Hawkeyes Gamefilm: Defense vs Michigan
This week there really isn’t much point doing position by position break downs. The Iowa defense was simply was awful in this game. There really is no other way to say it when you give up touchdowns on the first six drives of the day. No doubting that Michigan earned a couple of those scores with well designed, and well executed schemes. However, far too many big plays were allowed by blown assignments, sloppy tackling, and poor technique in space. We’ll look at good and bad for the defense from this game. Spoiler: The good is very short.
Iowa finally got it’s first stop of the day in the fourth quarter when QB Devin Gardner got greedy and threw an INT trying to exploit Iowa with a flat-7 route combo for the fourth time of the day. Hyde had bit up on the flat route but appeared to be baiting the throw as he hustled back and snatched the ball in front of the WR. It was a well executed play by Hyde on a day when most of the day the entire secondary looked lost.
Lost in the storm of the blow out was the fact that Darian Cooper played his best game of the season. Cooper has worked in a rotation all year long and has really started to figure things out. It’s not just what Cooper is doing, it’s how he’s doing it. Cooper is a bit undersized at this point at 6’2 280 pounds but shows excellent explosiveness and athleticism. Twice in this game he just blew over the Michigan C and came free to pressure the QB. He also had a couple of nice sheds in the run game to stop plays for short gains.
For the majority of the years under Iowa’s current scheme they’ve preached a simple rule: Keep everything in front of you, no big plays. This has resulted in Iowa playing more off coverage and a lot of two deep safety looks. To their credit, Iowa has played a little more aggressive scheme this year with more man schemes and a few more creative blitz packages. This week saw two huge breakdowns in coverage that allowed easy scores. Both times it looked pretty clear that there were communication issues. We’ll take a look at diagrams of each blown coverage.
The first appeared to either a coverage mix-up by Nico Law or rather large mistake in technique. Law had two verticals on his half of the field in. Law appeared to be playing Cover 4 on the play as he ran with the number two receiver when he went vertical, which would fit with Cover 4. However, I’m of the mind Law was supposed to be in Cover 2 technique, with the other half of the field in Cover 4, making the play a Cover 6 defense.
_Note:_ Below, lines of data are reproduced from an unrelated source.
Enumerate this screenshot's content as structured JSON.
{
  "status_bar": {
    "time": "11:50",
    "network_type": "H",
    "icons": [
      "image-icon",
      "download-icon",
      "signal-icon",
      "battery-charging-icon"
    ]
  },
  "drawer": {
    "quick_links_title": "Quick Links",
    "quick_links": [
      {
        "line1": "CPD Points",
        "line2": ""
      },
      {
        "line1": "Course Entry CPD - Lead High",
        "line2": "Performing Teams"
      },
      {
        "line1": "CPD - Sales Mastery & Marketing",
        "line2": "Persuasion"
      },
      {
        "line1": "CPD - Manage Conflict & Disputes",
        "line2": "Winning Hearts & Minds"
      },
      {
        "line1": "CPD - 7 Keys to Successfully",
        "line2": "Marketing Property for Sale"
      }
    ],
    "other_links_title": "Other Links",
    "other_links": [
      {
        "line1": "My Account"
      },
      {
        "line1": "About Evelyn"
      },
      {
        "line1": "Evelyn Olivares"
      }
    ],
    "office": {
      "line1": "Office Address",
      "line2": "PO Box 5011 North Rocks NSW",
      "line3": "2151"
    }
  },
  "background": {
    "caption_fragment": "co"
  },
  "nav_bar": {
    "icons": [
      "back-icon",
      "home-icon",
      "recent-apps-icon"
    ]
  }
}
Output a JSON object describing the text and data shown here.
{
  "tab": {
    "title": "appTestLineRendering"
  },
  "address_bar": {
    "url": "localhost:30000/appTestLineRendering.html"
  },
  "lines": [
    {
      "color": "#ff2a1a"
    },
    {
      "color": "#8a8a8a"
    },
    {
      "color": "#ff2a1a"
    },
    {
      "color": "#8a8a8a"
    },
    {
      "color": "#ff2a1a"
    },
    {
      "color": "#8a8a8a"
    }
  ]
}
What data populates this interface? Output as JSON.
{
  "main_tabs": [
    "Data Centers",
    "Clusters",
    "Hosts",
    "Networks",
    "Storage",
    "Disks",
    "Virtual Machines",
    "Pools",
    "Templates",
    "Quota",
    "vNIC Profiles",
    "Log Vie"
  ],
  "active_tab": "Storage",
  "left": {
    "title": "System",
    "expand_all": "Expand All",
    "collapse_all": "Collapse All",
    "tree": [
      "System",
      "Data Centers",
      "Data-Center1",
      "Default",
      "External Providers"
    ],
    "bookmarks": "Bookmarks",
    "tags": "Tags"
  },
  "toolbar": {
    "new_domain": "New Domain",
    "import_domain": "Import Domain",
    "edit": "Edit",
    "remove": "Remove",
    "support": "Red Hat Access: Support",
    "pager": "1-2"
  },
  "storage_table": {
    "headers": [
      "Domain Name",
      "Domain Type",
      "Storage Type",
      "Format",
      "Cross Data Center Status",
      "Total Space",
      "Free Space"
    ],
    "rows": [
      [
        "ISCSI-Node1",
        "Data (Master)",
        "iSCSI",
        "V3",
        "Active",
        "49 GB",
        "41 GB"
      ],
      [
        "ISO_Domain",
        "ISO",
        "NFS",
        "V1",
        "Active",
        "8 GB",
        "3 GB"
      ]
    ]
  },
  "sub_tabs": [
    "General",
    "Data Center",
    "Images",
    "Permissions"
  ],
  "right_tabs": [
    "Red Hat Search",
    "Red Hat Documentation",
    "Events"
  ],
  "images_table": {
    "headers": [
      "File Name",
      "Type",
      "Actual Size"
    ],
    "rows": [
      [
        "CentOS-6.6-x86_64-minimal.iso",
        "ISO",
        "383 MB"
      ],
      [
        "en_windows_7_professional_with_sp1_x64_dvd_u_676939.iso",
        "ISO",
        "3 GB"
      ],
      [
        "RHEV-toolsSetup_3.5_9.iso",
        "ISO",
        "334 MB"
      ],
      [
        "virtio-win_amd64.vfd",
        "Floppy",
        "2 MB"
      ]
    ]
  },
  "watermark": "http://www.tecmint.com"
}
Hyde had released number one after funneling him inside, which is textbook Cover 2 technique. Hyde also bit up on the rollout action leaving the outside receiver completely unguarded.
When you have a mix-up and everyone is playing Cover 2 except the field side safety, you have a recipe for disaster. That was the case on Iowa’s second blown coverage. Tanner rolled to the weakside late on the play and vacated the deep half zone that he should have been playing. James Morris released the TE vertically as you would expect him to and there was just no one back there to pick him up.
No pass rush
No one set the edge all day
Angles in pursuit